Master Sergeant Woodrow Wilson Keeble
Master Sergeant Woodrow "Woody" Wilson Keeble is one of the most highly decorated Soldiers in North Dakota history. A veteran of World War II and the Korean War, Keeble was presented with the Medal of Honor posthumously on March 3, 2008 at the White House. He is the first full-blooded Sioux Indian to receive the nation's highest military honor. He was inducted into the Pentagon Hall of Heroes on March 4, 2008.
Keeble was born on the Sisseton-Wahpeton Sioux Reservation in Waubay, S.D., and made his hometown in Wahpeton, N.D. He joined the North Dakota National Guard in 1942, and was a member of Company I, 3rd Battalion, 164th Infantry Regiment (Rifle).
His unit became the first U.S. Army unit to engage in offensive operations in WWII when they reinforced the 1st Marine Division at Guadalcanal. The 164th Infantry Regiment significantly contributed to decisive victory in the battle. Keeble received his first Bronze Star Medal, his first of four Purple Hearts and the Combat Infantryman Badge for his actions at Guadalcanal.
Keeble reenlisted with the 164th Infantry Regiment at the beginning of the Korean War and later volunteered for a combat assignment with an active duty Army unit. He served with Company G, 19th Infantry of the 24th Infantry Division in Korea, where his actions would eventually earn him the nation's highest military honor.
On October 20, 1951, when all of the officers of his company were killed or wounded, Keeble took charge of the support platoon attempting to complete the company's mission of taking control of a steep, rocky and heavily fortified hill.
Although treated the day before for over eighty shrapnel wounds, Keeble returned to duty on the day his actions earned him the Medal of Honor. Armed with grenades and his rifle, Keeble successfully conducted multiple, single-handed assaults against three well-fortified enemy positions. These heroic actions saved the lives of his fellow soldiers and inspired his company to achieve its important objective.

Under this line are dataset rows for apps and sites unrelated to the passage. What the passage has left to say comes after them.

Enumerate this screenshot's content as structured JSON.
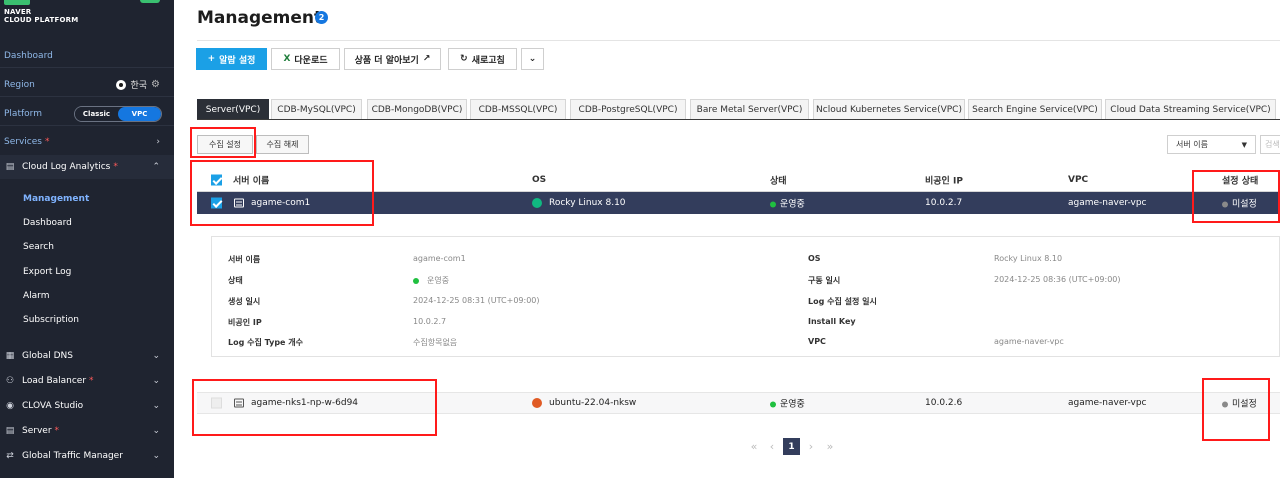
{
  "brand": {
    "line1": "NAVER",
    "line2": "CLOUD PLATFORM"
  },
  "sidebar": {
    "dashboard": "Dashboard",
    "region_label": "Region",
    "region_value": "한국",
    "platform_label": "Platform",
    "platform_options": [
      "Classic",
      "VPC"
    ],
    "platform_selected": "VPC",
    "services_label": "Services",
    "cloud_log": {
      "label": "Cloud Log Analytics",
      "items": [
        "Management",
        "Dashboard",
        "Search",
        "Export Log",
        "Alarm",
        "Subscription"
      ],
      "active": "Management"
    },
    "menus": [
      {
        "label": "Global DNS",
        "icon": "dns-icon",
        "new": false
      },
      {
        "label": "Load Balancer",
        "icon": "load-balancer-icon",
        "new": true
      },
      {
        "label": "CLOVA Studio",
        "icon": "clova-icon",
        "new": false
      },
      {
        "label": "Server",
        "icon": "server-icon",
        "new": true
      },
      {
        "label": "Global Traffic Manager",
        "icon": "traffic-icon",
        "new": false
      }
    ]
  },
  "page": {
    "title": "Management",
    "badge": "2"
  },
  "toolbar": {
    "alarm": "알람 설정",
    "download": "다운로드",
    "learn_more": "상품 더 알아보기",
    "refresh": "새로고침"
  },
  "tabs": [
    "Server(VPC)",
    "CDB-MySQL(VPC)",
    "CDB-MongoDB(VPC)",
    "CDB-MSSQL(VPC)",
    "CDB-PostgreSQL(VPC)",
    "Bare Metal Server(VPC)",
    "Ncloud Kubernetes Service(VPC)",
    "Search Engine Service(VPC)",
    "Cloud Data Streaming Service(VPC)"
  ],
  "actions": {
    "collect_set": "수집 설정",
    "collect_unset": "수집 해제"
  },
  "filter": {
    "selected": "서버 이름",
    "search_placeholder": "검색"
  },
  "table": {
    "headers": {
      "name": "서버 이름",
      "os": "OS",
      "status": "상태",
      "private_ip": "비공인 IP",
      "vpc": "VPC",
      "setting": "설정 상태"
    },
    "rows": [
      {
        "name": "agame-com1",
        "os": "Rocky Linux 8.10",
        "status": "운영중",
        "ip": "10.0.2.7",
        "vpc": "agame-naver-vpc",
        "setting": "미설정",
        "selected": true
      },
      {
        "name": "agame-nks1-np-w-6d94",
        "os": "ubuntu-22.04-nksw",
        "status": "운영중",
        "ip": "10.0.2.6",
        "vpc": "agame-naver-vpc",
        "setting": "미설정",
        "selected": false
      }
    ]
  },
  "detail": {
    "left": [
      {
        "label": "서버 이름",
        "value": "agame-com1"
      },
      {
        "label": "상태",
        "value": "운영중"
      },
      {
        "label": "생성 일시",
        "value": "2024-12-25 08:31 (UTC+09:00)"
      },
      {
        "label": "비공인 IP",
        "value": "10.0.2.7"
      },
      {
        "label": "Log 수집 Type 개수",
        "value": "수집항목없음"
      }
    ],
    "right": [
      {
        "label": "OS",
        "value": "Rocky Linux 8.10"
      },
      {
        "label": "구동 일시",
        "value": "2024-12-25 08:36 (UTC+09:00)"
      },
      {
        "label": "Log 수집 설정 일시",
        "value": ""
      },
      {
        "label": "Install Key",
        "value": ""
      },
      {
        "label": "VPC",
        "value": "agame-naver-vpc"
      }
    ]
  },
  "pagination": {
    "current": "1"
  }
}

Keeble's famous comments exemplify his military service. "There were terrible moments that encompassed a lifetime, an endlessness when terror was so strong in me that I could feel idiocy replace reason. Yet I have never left my position, nor have I shirked hazardous duty. Fear did not make a coward out of me."
At the presentation of the Medal of Honor, President George W. Bush remarked, "Woody Keeble's act of heroism saved many American lives, and earned him a permanent place in his fellow soldiers' hearts."